Seven weeks later and my interior design course is complete! Like all fun things, it went by too quickly and I am so sad it’s over! As I told you, over the course of the past two months, we have been working on a project to design our own one bedroom. We were given a floor plan, which we had to stick to, but could play around with the walls and design everything else ourselves. There was “no budget” so we could include anything and everything we wanted (Fireplace in the bedroom? Walk-in closet? Yes, please!). Each week everyone would show their floor plan and explain what they had worked on, then the professor and students would all critique each others work, which was very helpful. My floor plan went through SEVERAL stages (which I mistakenly didn’t document), going from two couches, a coffee table, ottoman and a chair in the living room, to two couches, two coffee tables and two chairs. I had my bedroom against one side of the room, then was asked, “Why don’t you want the bed facing the beautiful windows to take in the view?”. Well that’s a good question…all things you think would be intuitive, but weren’t. It was so interesting to see everyone’s take on the same floor plan and not one apartment was the same. In fact, they were all very different. Here are a few pictures from the process…
While it may not look like a lot of work, I spent HOURS, looking through magazines, going through fabric swatches, picking out paint colors, and the list goes on. Designing an apartment is no small task! I can’t imagine what an entire house would entail. For my one bedroom I chose to make it a TriBeCa loft which included a large living room with a built-in bookcase wall and fireplace which was open to the kitchen. The kitchen included Viking appliances and a white carerra marble island, with white subway tile and brass fixtures. The flooring was wide board wood and the round natural wood dining table had two natural wicker chairs with fun navy and white geometric cushions and a built-in banquette in the same pattern. The bedroom had a large closet along one wall, with a built-in bookcase/shelving and corner fireplace on the other, a king bed and a door through to the vanity/laundry room and then through to the master bath. The master bath had a double sink, a marble steam shower (why not?), herringbone tile floors and the walls had white subway tile and tan-colored paint. The apartment also included a powder room for guests and a built-in desk between the kitchen and living room. My color scheme throughout the house was brass, neutrals (white and tan), navy blue and an orangey red. I incorporated fun patterns and classic neutrals to keep it interesting without being too over-the-top. Overall, it had a very beachy/boho vibe, which I love.

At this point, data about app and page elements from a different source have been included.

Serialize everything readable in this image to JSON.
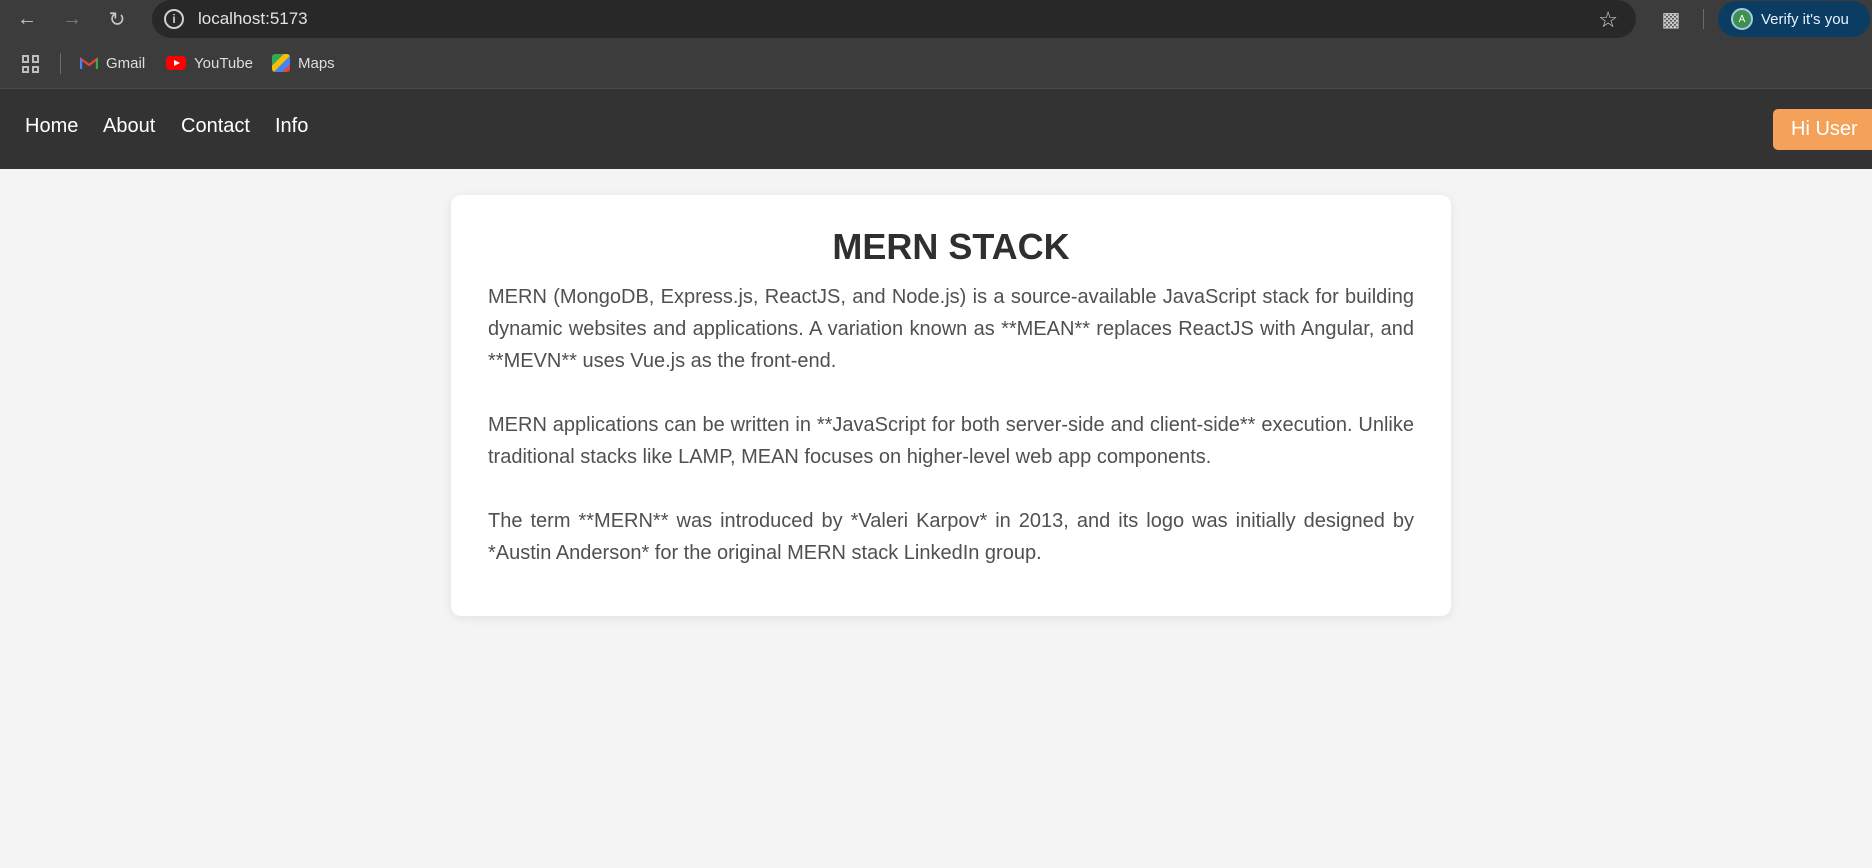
{
  "browser": {
    "url": "localhost:5173",
    "profile_button": "Verify it's you",
    "profile_initial": "A",
    "bookmarks": [
      {
        "label": "Gmail",
        "icon": "gmail-icon"
      },
      {
        "label": "YouTube",
        "icon": "youtube-icon"
      },
      {
        "label": "Maps",
        "icon": "maps-icon"
      }
    ]
  },
  "nav": {
    "links": [
      "Home",
      "About",
      "Contact",
      "Info"
    ],
    "user_button": "Hi User",
    "bg_color": "#333333",
    "user_button_color": "#f4a259"
  },
  "card": {
    "title": "MERN STACK",
    "paragraphs": [
      "MERN (MongoDB, Express.js, ReactJS, and Node.js) is a source-available JavaScript stack for building dynamic websites and applications. A variation known as **MEAN** replaces ReactJS with Angular, and **MEVN** uses Vue.js as the front-end.",
      "MERN applications can be written in **JavaScript for both server-side and client-side** execution. Unlike traditional stacks like LAMP, MEAN focuses on higher-level web app components.",
      "The term **MERN** was introduced by *Valeri Karpov* in 2013, and its logo was initially designed by *Austin Anderson* for the original MERN stack LinkedIn group."
    ]
  }
}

It was really interesting to see not only how different everyone’s floor plans were, but also how they presented their projects and designed their rooms. Each person’s apartment was almost predictable based on their personality and style, it was pretty funny to observe. The lawyer, who is a quirky-dorky-Anthropologie type, designed her apartment with just that style – it looked as if it was straight out of an Anthropologie storefront with mustard yellow, polka dots and funky light fixtures. Then, the model-esque fashion chick who has a very simple-boho-earthy style, designed her apartment with large leather sofas, massive dark wood tables, and a large picture of horses hanging as the focal point of the living room. I loved both designs even though they were extremely different from my style! It was so interesting to see everyone’s ideas and it made me realize how your personality and fashion sense is just an extension of your taste in design.
A few things I learned from this course that I think are worth sharing are:
#1: Think about practicality and the purpose of a room before designing it. Don’t put a glass ottoman in a living room as extra seating. No one is going to sit on it.
#2: Keep rooms as open and inviting as possible; don’t put up a wall for the sake of putting up a wall.
#3: Sofas/chairs and coffee tables should be 18″ apart. Just enough to sit down and reach your glass of wine.
#4: People by nature like symmetry.
#5: Color schemes are typically made up of 3 or more colors and must be repeated at least 3 times in a room/apartment.
#6: When developing your color scheme stay within the same hue or it will not work well together.
#7: Blue is a very difficult color to work with because it has so many variations and hues.
#8: Pinks are the most flattering color to have on a bathroom wall.
#9: Stay away from bright colors in the bedroom, it will not facilitate a good sleep.
#10: A door should always open to a wall.
#11: Every room should have a focal line; having pictures hung at different heights is not aesthetically pleasing, there has to be a focal line along the wall which is repeated at least twice (whether it be with lighting or pictures).
It’s fascinating to dive into the details that go into designing a space and all of the regulations behind how large a bathroom has to be, how many inches apart furniture needs to be to sit comfortably, etc. The amount of time that goes into the research on colors, furniture, fabrics and what have you, is much longer than I anticipated, but I had an absolute blast doing it! If you have any questions about your own living space, feel free to contact me! I am happy to share my tidbits of knowledge that I accumulated over the past several weeks! I may even have to sign up for another one…
Happy Thursday! This week has flown by!